What you are asked to do:
An exact restatement of all the data is required, with the pictures left out.

Supplied records:
---*---

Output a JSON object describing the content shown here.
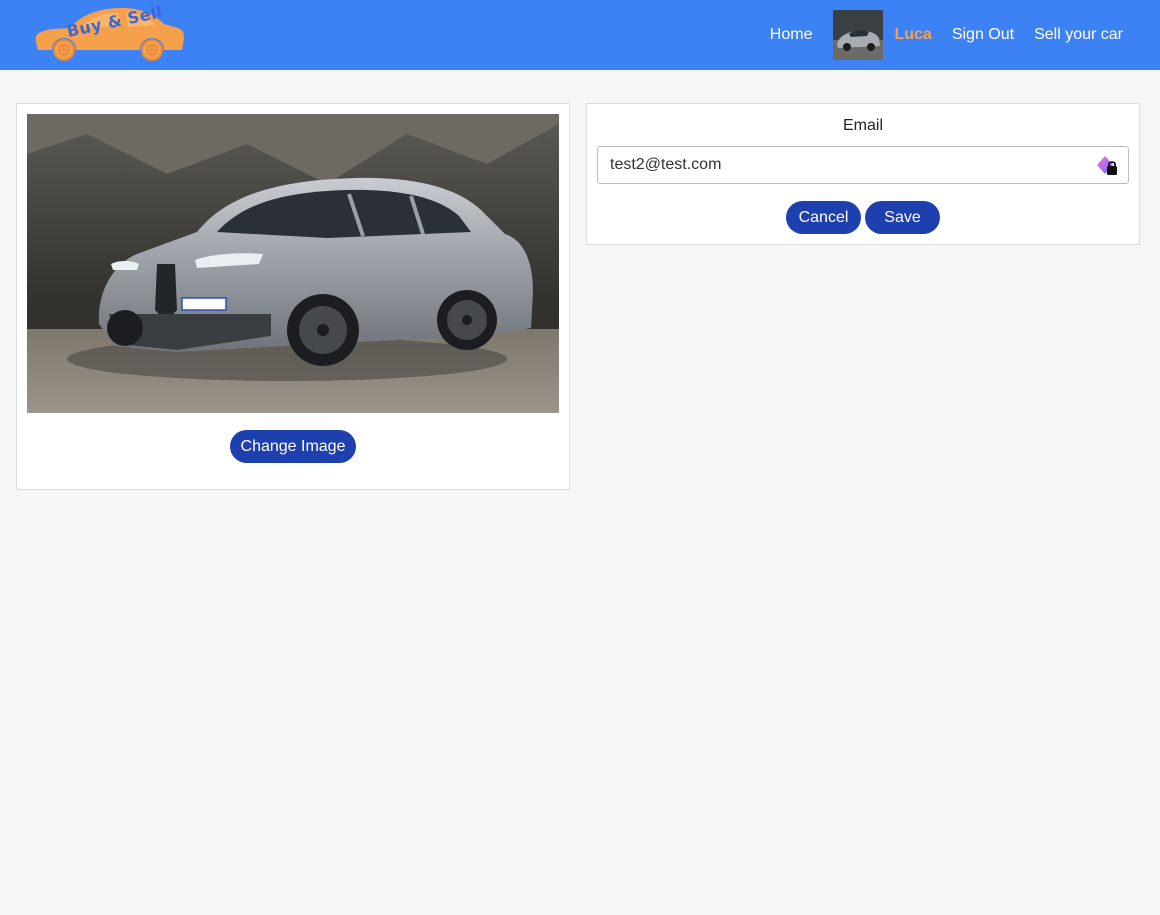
{
  "header": {
    "logo_text": "Buy & Sell",
    "nav": {
      "home": "Home",
      "user_name": "Luca",
      "sign_out": "Sign Out",
      "sell": "Sell your car"
    }
  },
  "profile": {
    "change_image_label": "Change Image",
    "email_label": "Email",
    "email_value": "test2@test.com",
    "cancel_label": "Cancel",
    "save_label": "Save"
  },
  "icons": {
    "logo": "car-logo-icon",
    "avatar": "user-avatar-image",
    "password_manager": "password-manager-lock-icon"
  },
  "colors": {
    "navbar": "#3d82f5",
    "logo_car": "#f5a04a",
    "logo_text": "#3d66d8",
    "username": "#f5a04a",
    "button": "#1e40af",
    "page_bg": "#f6f6f6"
  }
}
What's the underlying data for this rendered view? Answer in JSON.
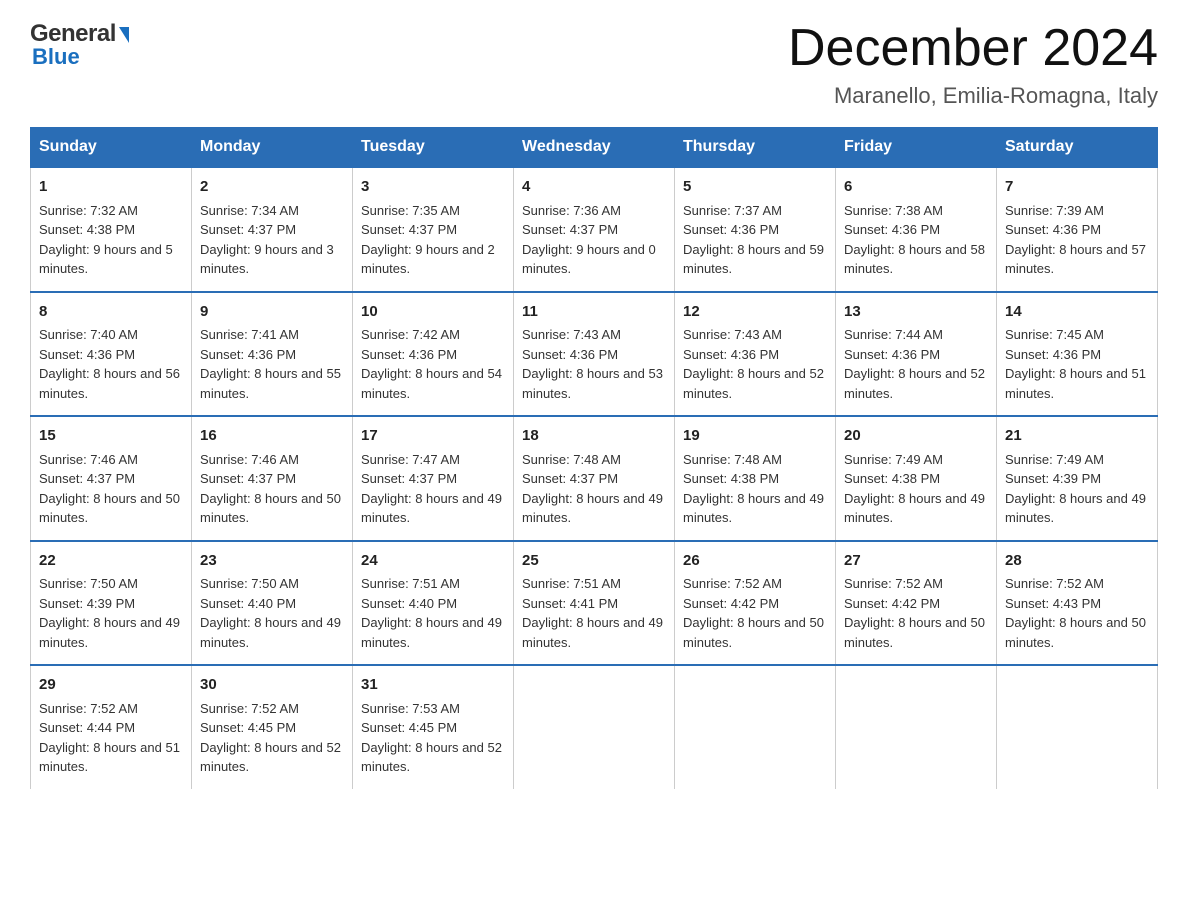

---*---

Problem solution:
Output a JSON object describing the content shown here.
{
  "header": {
    "logo_text": "Buy & Sell",
    "nav": {
      "home": "Home",
      "user_name": "Luca",
      "sign_out": "Sign Out",
      "sell": "Sell your car"
    }
  },
  "profile": {
    "change_image_label": "Change Image",
    "email_label": "Email",
    "email_value": "test2@test.com",
    "cancel_label": "Cancel",
    "save_label": "Save"
  },
  "icons": {
    "logo": "car-logo-icon",
    "avatar": "user-avatar-image",
    "password_manager": "password-manager-lock-icon"
  },
  "colors": {
    "navbar": "#3d82f5",
    "logo_car": "#f5a04a",
    "logo_text": "#3d66d8",
    "username": "#f5a04a",
    "button": "#1e40af",
    "page_bg": "#f6f6f6"
  }
}
What's the underlying data for this rendered view? Answer in JSON.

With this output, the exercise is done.